Task to carry out ::
Give back exactly the lines from the "Give me the" line to the final line of the records, and only those, minus any pictures.
+-------+
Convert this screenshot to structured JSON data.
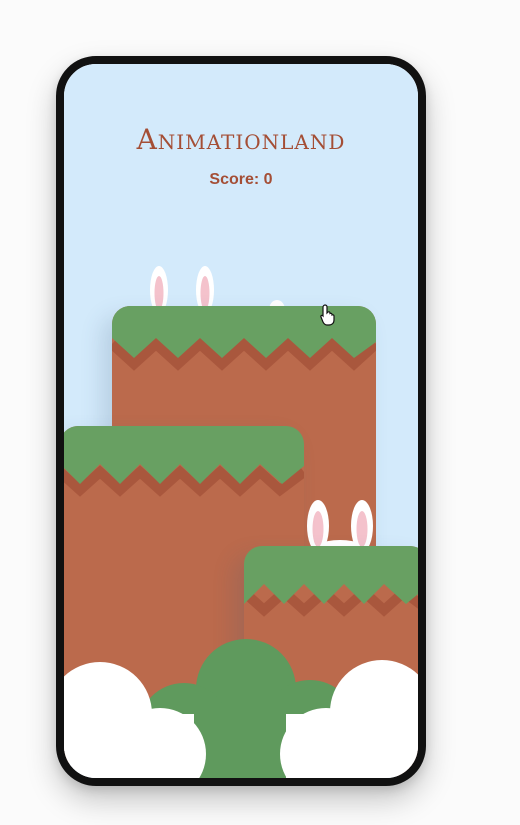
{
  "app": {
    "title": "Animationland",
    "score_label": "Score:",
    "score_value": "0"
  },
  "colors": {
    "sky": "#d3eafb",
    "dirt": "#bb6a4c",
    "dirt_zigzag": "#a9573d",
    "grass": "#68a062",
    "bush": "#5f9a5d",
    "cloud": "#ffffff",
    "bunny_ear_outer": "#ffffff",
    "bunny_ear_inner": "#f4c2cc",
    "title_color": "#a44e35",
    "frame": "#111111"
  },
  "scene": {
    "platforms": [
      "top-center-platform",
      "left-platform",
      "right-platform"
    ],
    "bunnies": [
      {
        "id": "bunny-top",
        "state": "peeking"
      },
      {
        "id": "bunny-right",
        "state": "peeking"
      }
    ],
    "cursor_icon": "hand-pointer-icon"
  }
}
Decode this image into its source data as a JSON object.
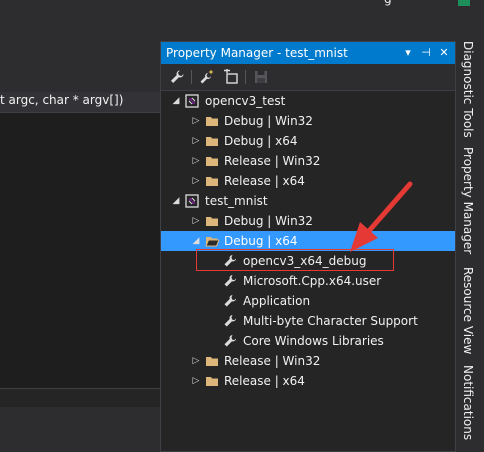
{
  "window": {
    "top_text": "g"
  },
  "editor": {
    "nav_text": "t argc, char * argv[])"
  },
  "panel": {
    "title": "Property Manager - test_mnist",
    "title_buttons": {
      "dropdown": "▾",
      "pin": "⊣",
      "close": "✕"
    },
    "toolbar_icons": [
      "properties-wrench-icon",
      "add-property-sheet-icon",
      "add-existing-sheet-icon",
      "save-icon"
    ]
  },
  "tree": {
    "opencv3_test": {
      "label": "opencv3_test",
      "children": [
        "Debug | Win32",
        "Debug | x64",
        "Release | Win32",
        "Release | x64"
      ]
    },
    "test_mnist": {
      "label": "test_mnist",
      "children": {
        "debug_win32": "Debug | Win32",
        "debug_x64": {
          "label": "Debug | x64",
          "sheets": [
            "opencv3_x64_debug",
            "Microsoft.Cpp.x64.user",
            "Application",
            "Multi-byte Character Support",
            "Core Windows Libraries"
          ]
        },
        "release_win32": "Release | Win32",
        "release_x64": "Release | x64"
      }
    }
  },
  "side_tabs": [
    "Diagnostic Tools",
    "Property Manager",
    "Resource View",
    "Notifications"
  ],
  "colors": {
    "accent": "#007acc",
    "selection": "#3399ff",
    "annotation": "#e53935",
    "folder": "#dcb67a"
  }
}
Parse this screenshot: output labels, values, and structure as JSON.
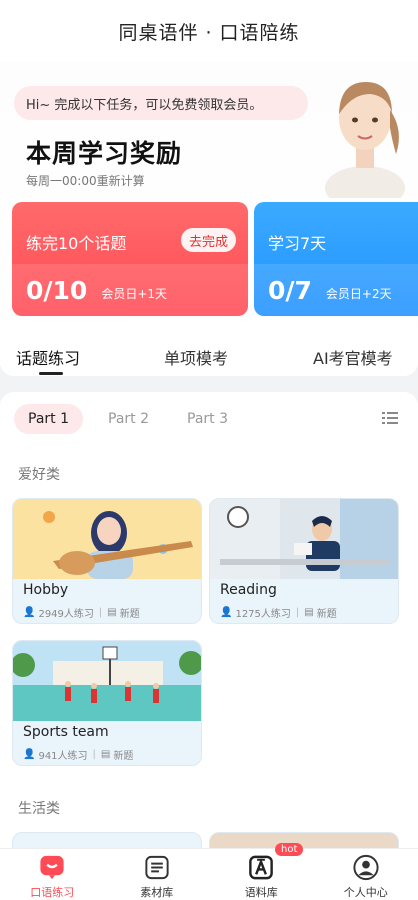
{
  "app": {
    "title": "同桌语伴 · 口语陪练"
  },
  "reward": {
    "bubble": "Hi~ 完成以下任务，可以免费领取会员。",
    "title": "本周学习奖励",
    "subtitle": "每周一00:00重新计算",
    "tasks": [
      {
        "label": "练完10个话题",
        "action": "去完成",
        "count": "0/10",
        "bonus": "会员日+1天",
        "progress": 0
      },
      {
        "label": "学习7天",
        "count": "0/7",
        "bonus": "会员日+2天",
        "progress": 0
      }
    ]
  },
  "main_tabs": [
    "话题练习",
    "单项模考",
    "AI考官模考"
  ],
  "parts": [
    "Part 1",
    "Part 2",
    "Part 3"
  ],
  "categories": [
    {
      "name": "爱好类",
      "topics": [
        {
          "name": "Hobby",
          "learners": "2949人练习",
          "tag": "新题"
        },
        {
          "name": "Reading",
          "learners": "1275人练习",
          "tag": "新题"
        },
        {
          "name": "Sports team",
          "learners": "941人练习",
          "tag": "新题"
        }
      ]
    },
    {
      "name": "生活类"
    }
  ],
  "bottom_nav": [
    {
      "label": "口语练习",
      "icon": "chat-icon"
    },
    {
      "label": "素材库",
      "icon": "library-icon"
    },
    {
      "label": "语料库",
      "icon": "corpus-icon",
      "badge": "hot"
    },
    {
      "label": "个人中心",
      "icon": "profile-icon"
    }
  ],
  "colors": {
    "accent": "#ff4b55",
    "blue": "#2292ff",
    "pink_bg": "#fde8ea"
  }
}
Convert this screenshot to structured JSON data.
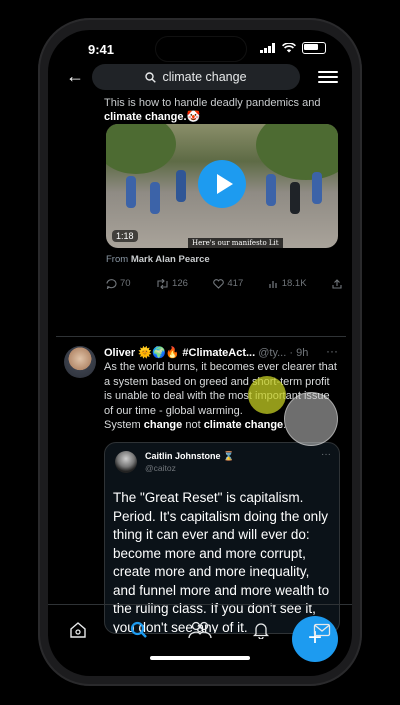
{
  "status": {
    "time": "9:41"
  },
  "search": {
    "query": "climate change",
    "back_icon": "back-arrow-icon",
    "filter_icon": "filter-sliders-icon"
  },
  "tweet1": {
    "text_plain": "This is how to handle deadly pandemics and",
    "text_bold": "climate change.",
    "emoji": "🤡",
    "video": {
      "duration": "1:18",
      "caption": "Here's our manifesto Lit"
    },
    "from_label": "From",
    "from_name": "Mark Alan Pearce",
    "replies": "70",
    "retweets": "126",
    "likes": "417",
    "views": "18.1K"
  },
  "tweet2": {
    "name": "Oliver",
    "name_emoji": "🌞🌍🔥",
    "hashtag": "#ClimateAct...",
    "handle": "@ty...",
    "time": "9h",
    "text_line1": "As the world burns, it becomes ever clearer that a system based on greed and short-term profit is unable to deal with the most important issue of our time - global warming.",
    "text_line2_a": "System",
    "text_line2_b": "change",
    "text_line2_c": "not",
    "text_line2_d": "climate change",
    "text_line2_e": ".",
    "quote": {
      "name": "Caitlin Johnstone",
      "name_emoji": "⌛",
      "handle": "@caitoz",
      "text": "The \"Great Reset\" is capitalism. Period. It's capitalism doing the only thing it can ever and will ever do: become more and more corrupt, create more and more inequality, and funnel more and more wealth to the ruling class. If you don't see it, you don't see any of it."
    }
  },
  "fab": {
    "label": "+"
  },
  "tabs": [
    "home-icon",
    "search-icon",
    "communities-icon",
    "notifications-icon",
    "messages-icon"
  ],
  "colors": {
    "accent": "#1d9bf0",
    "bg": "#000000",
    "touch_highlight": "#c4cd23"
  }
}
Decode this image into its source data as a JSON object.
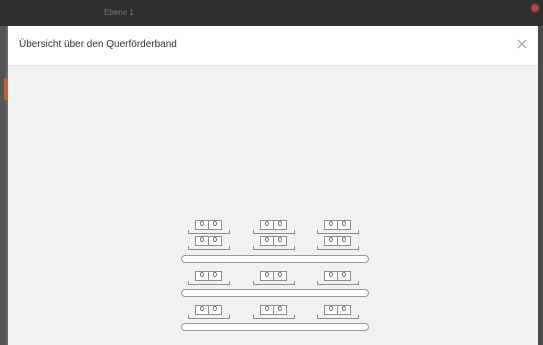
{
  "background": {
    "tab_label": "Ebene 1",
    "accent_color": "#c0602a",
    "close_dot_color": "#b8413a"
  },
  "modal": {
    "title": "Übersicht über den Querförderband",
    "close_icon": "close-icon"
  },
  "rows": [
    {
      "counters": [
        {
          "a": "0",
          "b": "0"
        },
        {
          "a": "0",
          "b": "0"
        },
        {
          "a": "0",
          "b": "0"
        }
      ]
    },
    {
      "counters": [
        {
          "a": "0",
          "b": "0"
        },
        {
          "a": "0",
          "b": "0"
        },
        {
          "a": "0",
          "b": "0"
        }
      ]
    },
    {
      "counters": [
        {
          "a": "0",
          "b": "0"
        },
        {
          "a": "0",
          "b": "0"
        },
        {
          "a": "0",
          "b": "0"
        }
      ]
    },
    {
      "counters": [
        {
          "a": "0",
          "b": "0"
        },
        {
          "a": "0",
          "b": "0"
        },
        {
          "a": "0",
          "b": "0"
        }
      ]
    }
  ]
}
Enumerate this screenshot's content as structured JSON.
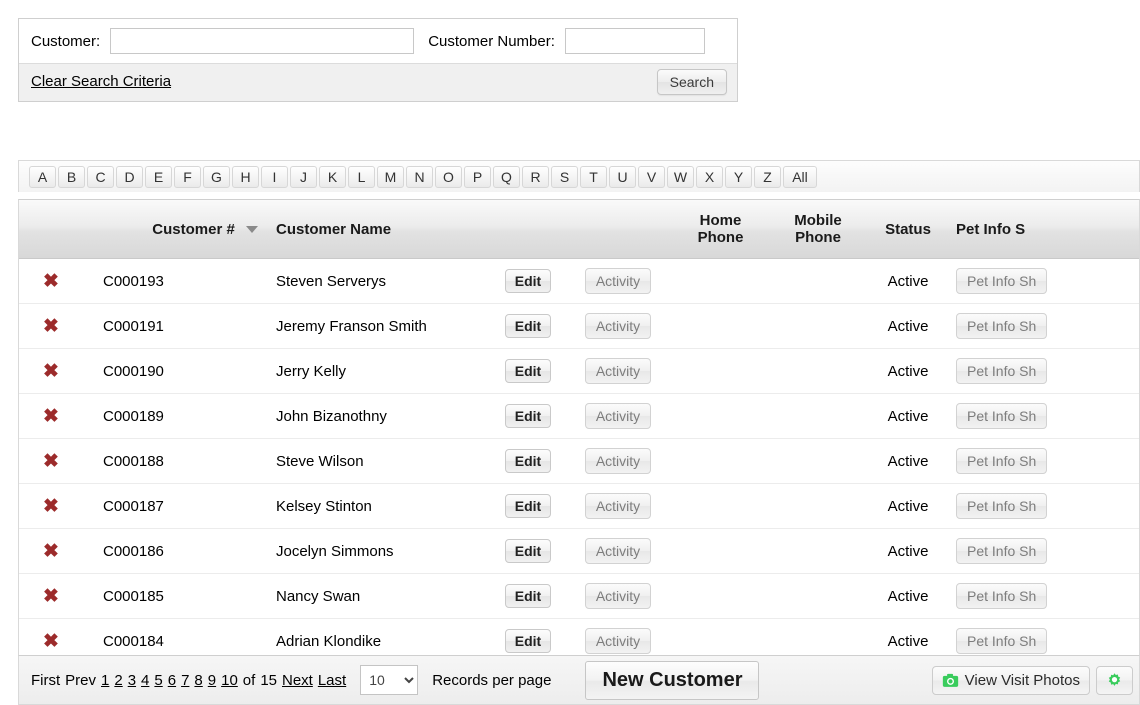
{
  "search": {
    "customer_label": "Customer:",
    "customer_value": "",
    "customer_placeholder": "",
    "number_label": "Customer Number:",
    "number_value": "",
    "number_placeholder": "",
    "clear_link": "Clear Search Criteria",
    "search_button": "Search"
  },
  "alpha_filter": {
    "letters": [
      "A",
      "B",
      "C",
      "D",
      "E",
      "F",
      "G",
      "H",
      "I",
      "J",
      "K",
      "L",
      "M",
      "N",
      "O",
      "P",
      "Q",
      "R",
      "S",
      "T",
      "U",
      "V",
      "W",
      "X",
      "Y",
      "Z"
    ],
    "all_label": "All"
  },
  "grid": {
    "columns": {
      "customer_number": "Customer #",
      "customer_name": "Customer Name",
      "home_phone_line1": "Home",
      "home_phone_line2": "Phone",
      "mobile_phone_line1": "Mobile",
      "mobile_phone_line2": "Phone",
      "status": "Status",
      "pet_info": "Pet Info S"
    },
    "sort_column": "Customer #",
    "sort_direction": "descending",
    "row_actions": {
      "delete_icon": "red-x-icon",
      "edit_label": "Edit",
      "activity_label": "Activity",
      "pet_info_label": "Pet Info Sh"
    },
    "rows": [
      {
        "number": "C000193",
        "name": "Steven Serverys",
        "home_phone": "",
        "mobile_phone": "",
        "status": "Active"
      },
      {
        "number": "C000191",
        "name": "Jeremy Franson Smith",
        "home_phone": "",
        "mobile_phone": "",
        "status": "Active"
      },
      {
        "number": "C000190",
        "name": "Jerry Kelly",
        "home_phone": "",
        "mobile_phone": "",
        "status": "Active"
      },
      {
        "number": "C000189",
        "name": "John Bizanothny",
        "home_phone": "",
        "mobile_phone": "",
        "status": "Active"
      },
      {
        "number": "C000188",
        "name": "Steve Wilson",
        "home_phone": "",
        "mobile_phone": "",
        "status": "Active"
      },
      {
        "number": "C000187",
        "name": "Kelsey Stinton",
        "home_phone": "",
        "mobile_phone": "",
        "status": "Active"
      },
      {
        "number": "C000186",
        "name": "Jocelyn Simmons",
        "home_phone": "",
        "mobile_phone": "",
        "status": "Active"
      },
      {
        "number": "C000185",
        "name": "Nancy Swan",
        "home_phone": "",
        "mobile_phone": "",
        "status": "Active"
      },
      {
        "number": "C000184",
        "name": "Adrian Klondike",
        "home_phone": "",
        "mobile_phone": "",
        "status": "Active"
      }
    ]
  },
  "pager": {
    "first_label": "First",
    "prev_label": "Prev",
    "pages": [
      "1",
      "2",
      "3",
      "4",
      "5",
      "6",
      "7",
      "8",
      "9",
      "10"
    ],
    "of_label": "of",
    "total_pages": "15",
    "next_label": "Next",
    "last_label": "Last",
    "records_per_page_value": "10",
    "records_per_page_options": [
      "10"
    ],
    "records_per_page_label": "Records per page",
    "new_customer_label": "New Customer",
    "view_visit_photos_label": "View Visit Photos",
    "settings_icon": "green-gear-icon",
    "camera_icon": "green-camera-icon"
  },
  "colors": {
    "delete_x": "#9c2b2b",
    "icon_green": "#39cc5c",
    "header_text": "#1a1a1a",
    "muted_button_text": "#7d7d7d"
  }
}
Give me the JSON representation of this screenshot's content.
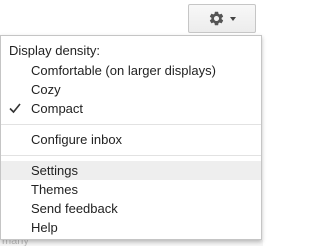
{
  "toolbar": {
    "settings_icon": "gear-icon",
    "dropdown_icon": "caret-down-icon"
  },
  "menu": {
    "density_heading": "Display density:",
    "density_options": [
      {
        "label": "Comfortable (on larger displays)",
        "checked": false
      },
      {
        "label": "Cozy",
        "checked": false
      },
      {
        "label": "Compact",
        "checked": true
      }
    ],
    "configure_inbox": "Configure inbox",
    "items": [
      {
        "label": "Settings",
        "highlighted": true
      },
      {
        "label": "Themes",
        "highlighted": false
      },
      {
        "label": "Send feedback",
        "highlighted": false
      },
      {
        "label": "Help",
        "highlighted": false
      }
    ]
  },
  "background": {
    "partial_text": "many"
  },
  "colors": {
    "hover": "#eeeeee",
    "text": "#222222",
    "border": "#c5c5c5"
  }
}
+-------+
Reply ::
Give me the JSON representation of this screenshot's content.
{
  "toolbar": {
    "settings_icon": "gear-icon",
    "dropdown_icon": "caret-down-icon"
  },
  "menu": {
    "density_heading": "Display density:",
    "density_options": [
      {
        "label": "Comfortable (on larger displays)",
        "checked": false
      },
      {
        "label": "Cozy",
        "checked": false
      },
      {
        "label": "Compact",
        "checked": true
      }
    ],
    "configure_inbox": "Configure inbox",
    "items": [
      {
        "label": "Settings",
        "highlighted": true
      },
      {
        "label": "Themes",
        "highlighted": false
      },
      {
        "label": "Send feedback",
        "highlighted": false
      },
      {
        "label": "Help",
        "highlighted": false
      }
    ]
  },
  "background": {
    "partial_text": "many"
  },
  "colors": {
    "hover": "#eeeeee",
    "text": "#222222",
    "border": "#c5c5c5"
  }
}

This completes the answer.